For all his bluff and bluster, Hank wasn't too upset to have Connor take the lead. It didn't mean he was obsolete or that Connor was better at all things due to his programming. The concept of Good Cop vs. Bad Cop was even older than Hank. When one approach didn't work, you switched gears and tried something else. It was only unfortunate that Connor didn't get anything more useful from Isabelle. Hank awarded him secret points for trying, regardless.
The device to have materialized in his coat pocket was familiar in a way. Its aesthetic reminded Hank of toys from his childhood -- the good ol' 80s. Best decade. Hands down. Anyone who disagreed was a moron. Surprisingly, it possessed functionality that was much closer to modern day smartphones. Hank was guilty of claiming they were 'too smart for him,' in the way most people over 50 were prone to do. When the first couple of button presses didn't earn the results he wanted, Hank resorted to banging it against his open palm. There was no problem he couldn't solve by hitting it.
"Goddammit! All I wanted to do was send an e-mail to Fowler! Is that so fucking hard?" he yelled into the tiny green screen. Giving up with a grunt, he settled for raking a hand through shaggy hair. "What are we supposed to do now, dress in costume and sing Kumbaya? That's sarcasm, by the way. Don't you dare start singing," he warned Connor. Spotting a quaint fountain in the middle of the cobblestone path ahead, he whistled for Sumo to join them. It wasn't the sort of thing most people wanted contaminated by dog saliva, but it was the best he could do for now. Those who objected were welcome to kiss the fattest part of his ass.
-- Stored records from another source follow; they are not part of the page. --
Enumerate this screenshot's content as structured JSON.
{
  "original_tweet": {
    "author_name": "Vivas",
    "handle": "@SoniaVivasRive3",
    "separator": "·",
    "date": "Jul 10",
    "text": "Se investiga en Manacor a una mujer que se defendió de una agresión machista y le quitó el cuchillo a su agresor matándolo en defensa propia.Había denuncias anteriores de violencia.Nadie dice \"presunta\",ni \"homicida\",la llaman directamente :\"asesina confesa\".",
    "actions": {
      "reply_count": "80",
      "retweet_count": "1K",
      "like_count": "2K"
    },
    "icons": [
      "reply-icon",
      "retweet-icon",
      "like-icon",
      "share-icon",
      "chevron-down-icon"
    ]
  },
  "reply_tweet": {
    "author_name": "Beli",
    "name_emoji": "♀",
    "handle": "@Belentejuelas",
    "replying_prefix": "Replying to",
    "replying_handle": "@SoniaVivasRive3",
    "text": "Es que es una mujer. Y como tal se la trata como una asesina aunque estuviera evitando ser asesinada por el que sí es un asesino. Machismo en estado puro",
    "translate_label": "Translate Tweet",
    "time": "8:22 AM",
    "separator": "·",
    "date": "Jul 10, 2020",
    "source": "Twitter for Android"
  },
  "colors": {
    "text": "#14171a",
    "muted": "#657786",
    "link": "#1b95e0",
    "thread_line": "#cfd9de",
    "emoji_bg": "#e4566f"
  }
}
As Sumo drank, he admitted, "I'm running on steam here. So we either A) find a stand with the strongest, blackest coffee there is. Or B) Sumo and I need a place to bed down until we can make sense of all this. I don't suppose we can retrace our steps and pretend we didn't see shit? It ain't like anyone back at the precinct would believe us, anyway."